I remember when I as a child I offered alms to the stone god on the way to Swayambhu hill watching others do so, my father scolded me not to do. He said I rather give the money to beggars who will make better use than the money given to the god. My parents were indeed unique. They were much ahead of their time. They were both the product of anti-Rana Movement during which they had been arrested several times.
My father would boast that he would get his daughters married to four different directions to different castes and communities. Almost the same happened to come true. My eldest sister, a medical doctor, married a Hindu high caste Newar Rajbahndari (we belonged to Tuladhar, a Buddhist and a business caste). Similarly my second eldest sister Timila Yami, an electronic engineer, got married to Magar Thapa hailing from Kaski district. My immediate sister Dr Kayo Yami, a PhD in microbiology married a Brahmin hailing from Biratnagar. Myself, an architect, married a Brahmin from Gorkha, the western Nepal.
The other two sisters who became campus chiefs of Padma Kanya Campus and Thapathali Engineering Campus had arranged marriage within our caste.
When Ambedkar came to stay in our house in 1956, he must have noticed that he was being served by 26 years old Machama Maharjan considered of inferior caste by high caste Newars and by 18 years old Haku Pode, a Dalit of lower rank within Dalits!
Similarly, Rahul Sanskrityayan who visited our house several times in route to Tibet must have been impressed by the working relations between the two helpers who must have served him too. Rahul was in fact so impressed by our father’s life that he wrote a booklet Dharmaratna Yami: Aaj ke Nepalka Sipahi published in 1954 in Hindi language. In the book Dharmaratna Yami: Smritigranth many Nepali politicians that my father knew remembered Machama as a reliable mature man who was sent by my mother to deliver cauliflowers and other green vegetables to the needy politicians.

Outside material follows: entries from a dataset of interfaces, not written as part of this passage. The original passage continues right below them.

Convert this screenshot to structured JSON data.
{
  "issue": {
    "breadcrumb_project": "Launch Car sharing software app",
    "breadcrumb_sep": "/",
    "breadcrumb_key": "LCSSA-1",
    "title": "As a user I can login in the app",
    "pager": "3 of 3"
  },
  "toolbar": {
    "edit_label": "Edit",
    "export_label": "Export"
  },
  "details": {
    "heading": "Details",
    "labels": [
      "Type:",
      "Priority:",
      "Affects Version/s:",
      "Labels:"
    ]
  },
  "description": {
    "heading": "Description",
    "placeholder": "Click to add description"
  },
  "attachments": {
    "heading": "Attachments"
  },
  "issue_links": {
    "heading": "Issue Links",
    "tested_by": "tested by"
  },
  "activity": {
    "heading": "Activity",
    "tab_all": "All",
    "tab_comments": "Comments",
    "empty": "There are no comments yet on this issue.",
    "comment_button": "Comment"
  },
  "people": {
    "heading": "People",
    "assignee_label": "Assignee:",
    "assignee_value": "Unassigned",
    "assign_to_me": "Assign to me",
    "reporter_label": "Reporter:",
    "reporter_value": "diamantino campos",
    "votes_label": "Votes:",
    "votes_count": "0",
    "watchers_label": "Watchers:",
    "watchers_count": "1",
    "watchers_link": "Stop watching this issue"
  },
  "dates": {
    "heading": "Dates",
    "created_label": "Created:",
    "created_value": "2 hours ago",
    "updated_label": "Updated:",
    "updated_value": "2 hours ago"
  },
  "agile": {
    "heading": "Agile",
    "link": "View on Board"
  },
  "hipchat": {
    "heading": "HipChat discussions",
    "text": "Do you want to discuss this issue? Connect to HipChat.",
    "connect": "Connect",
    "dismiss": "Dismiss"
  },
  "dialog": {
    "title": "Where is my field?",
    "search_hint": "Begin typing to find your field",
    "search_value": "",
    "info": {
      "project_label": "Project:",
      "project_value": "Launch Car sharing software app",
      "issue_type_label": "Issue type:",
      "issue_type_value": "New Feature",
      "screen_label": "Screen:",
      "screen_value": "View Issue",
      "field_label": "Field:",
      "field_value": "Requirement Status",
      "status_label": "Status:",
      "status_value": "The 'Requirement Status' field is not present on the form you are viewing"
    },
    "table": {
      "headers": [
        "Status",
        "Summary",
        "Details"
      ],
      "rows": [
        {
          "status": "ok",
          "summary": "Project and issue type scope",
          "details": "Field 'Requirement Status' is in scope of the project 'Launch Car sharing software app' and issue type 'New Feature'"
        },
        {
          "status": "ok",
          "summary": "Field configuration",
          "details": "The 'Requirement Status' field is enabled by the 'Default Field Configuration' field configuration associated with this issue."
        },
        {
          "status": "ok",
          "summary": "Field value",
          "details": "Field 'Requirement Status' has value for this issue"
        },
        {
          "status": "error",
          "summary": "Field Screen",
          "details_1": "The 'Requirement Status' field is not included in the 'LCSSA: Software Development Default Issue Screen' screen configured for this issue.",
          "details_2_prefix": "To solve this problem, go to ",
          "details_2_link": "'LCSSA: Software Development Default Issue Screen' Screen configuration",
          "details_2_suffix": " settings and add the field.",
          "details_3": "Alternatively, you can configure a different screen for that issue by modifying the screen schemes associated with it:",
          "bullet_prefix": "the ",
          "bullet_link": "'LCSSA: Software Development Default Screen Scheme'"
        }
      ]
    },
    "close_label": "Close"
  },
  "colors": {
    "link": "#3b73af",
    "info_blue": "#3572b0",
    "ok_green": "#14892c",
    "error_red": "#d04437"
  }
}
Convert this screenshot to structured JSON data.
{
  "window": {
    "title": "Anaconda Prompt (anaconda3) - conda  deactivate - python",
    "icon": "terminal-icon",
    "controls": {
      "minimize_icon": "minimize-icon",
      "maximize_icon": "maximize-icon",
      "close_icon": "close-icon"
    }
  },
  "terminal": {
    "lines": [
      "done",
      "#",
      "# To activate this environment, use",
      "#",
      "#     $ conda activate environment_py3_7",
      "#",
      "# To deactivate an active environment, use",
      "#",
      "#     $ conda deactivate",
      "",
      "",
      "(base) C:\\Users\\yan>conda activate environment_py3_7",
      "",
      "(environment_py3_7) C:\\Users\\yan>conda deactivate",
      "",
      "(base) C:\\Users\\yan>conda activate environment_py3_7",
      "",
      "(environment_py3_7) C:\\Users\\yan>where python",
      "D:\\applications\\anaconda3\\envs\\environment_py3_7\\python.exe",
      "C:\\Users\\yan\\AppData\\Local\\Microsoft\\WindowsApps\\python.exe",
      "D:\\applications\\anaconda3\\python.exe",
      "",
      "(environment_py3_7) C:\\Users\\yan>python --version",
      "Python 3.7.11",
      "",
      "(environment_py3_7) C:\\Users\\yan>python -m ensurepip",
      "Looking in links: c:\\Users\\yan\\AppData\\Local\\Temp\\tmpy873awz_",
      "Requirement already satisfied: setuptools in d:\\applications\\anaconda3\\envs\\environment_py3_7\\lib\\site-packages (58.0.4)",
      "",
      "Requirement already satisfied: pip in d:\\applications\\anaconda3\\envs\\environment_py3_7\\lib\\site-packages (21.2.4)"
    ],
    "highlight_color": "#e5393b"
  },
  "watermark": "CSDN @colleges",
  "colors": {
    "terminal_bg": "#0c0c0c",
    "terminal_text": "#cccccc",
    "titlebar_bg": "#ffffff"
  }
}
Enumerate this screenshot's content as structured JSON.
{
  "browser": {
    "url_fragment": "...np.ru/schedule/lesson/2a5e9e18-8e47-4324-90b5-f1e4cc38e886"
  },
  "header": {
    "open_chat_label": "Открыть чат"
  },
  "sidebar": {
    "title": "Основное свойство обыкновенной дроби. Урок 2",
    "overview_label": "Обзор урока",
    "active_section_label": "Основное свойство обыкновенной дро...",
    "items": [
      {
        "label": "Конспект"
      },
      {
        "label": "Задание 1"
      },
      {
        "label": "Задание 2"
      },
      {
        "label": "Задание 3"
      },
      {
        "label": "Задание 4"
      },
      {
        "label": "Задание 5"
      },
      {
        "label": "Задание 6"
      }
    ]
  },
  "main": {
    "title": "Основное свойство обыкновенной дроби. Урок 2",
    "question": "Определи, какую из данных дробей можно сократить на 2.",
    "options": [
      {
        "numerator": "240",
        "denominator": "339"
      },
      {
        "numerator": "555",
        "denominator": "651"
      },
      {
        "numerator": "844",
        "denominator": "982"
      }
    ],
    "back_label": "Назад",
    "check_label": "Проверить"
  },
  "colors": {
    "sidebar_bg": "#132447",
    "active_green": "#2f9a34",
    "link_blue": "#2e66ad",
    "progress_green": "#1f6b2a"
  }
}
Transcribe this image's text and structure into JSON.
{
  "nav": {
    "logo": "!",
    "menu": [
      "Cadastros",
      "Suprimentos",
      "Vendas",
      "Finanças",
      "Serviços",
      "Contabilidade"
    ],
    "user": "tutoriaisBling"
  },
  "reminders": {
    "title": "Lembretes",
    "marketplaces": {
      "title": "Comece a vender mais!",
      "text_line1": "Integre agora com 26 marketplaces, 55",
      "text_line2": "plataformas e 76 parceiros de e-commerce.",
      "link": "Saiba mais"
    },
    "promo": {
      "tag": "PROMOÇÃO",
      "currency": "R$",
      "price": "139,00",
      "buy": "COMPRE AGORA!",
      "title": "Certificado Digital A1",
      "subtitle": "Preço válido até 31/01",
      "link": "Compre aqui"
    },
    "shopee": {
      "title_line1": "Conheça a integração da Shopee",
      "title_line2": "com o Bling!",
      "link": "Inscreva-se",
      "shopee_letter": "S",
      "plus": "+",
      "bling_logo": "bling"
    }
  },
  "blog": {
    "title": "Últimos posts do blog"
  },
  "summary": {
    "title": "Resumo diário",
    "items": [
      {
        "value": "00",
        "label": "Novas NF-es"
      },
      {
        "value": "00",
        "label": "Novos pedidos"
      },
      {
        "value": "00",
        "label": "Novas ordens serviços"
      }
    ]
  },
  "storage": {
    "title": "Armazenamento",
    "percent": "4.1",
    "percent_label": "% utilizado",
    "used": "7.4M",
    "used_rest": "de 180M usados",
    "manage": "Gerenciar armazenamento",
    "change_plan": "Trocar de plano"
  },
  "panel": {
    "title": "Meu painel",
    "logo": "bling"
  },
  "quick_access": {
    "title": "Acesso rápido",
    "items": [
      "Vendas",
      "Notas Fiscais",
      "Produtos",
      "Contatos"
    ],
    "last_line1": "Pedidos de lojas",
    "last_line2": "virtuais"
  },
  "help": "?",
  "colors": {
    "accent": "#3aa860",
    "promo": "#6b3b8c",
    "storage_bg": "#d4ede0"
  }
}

Today, Yami Chhen, the historic house is no more in Bhurankhel as it was completely destroyed by 2015 earthquakes. Since then Machama had moved in Haku’s house in Fasikeba. It was in this second ‘home’ that he quietly passed away, looked after by Haku his companion and her cousins. Thank you Haku and her family who looked after him selflessly.
We are proud to say that they were responsible for bringing us up in the manner which made us who we are now: Engineers, doctors, Phds etc. When my brother married, one of our relatives in fact introduced Machama to the new bride as ‘sapa maduma maju’ (a mother-in-law without a hair bun)! They inculcated in us the importance of inclusive values in our life. After losing my mother at the age of 10 and father at the age of 16 they were the ones who played the role of parents for us in that big house with big family.
Sad thing for me today is Machama is no more. Yami Chhen, the inclusive house, is no more.
Haku lives as a living memory of the inclusive spirit of the house.